Diabolically Yours Movie Review
The gist this time involves Georges Campo (Delon) wrecking his sports car, then coming to in a hospital with no idea who he is. When his supposed wife Christiane (continental hottie Senta Berger) takes him to his supposed mansion for his recovery, Georges suddenly loses his motivation of self-discovery, happy instead to convalesce in luxury.
For awhile, anyway. Things are obviously not what they seem, from Christiane's creepy, too-handsy Chinese assistant (Peter Mosbacher) to Georges' increasingly confused "memory" of his past, which doesn't jibe with the situation he's found himself in. Christiane won't sleep with him, and strange voices start telling him to kill himself. All is not well in the manse.
Ultimately we come to understand who's scamming whom, but Julien Duvivier, with his final film, has a trick up his sleeve with a twisty ending that's far more satisfying than much of the film that preceeds it: Long stretches of time are wasted with Delon's Georges moaning about his own ennui and the nature of identity. Leaving a dashing star like Delon laid up in bed for the bulk of the film does a real disservice to the high-wattage marquee draw, and the film suffers for it.
Still, Duvivier was on to something here, playing with amnesia in a clever way.
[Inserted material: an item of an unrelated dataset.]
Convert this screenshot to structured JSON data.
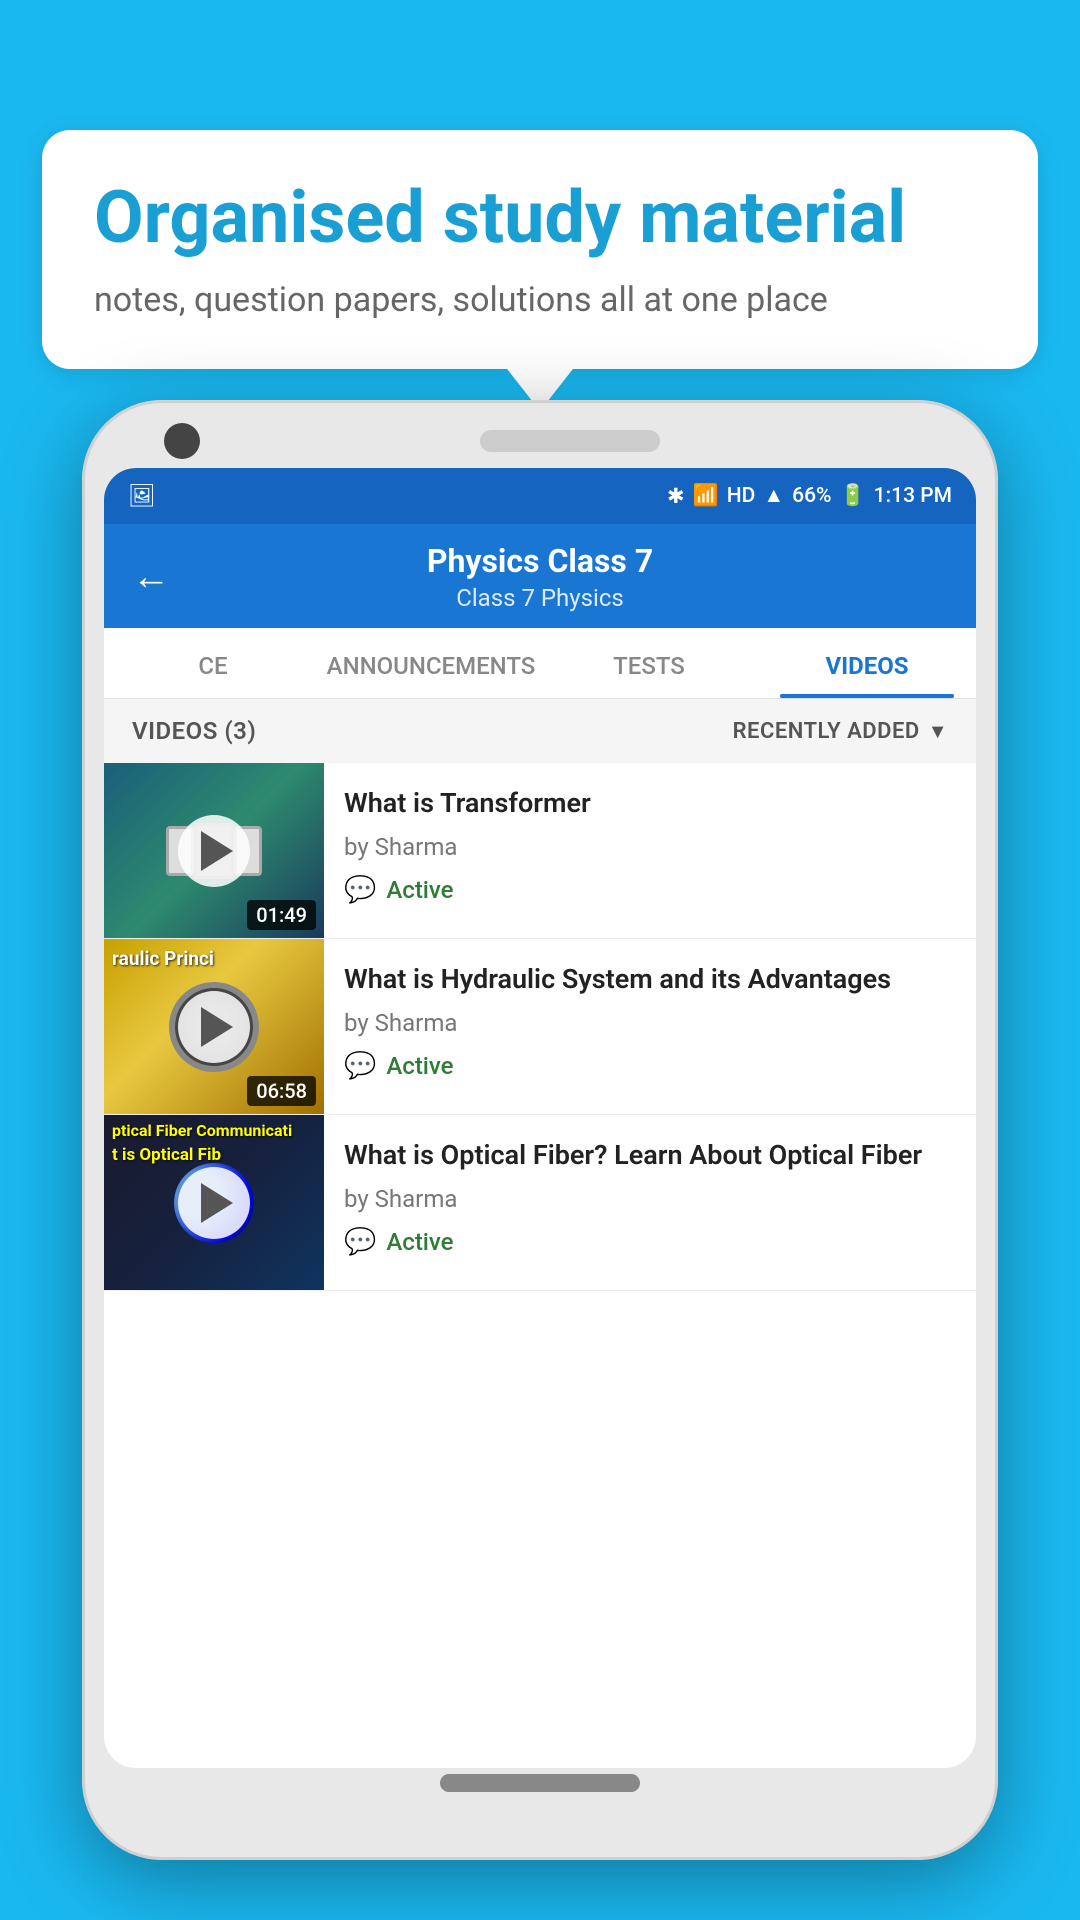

The film may play a little stuffy and stiff in modern eyes, with way too much chit-chat for a proper thriller, but it's an important early example of a curious sub-genre.
Aka Diaboliquement vôtre.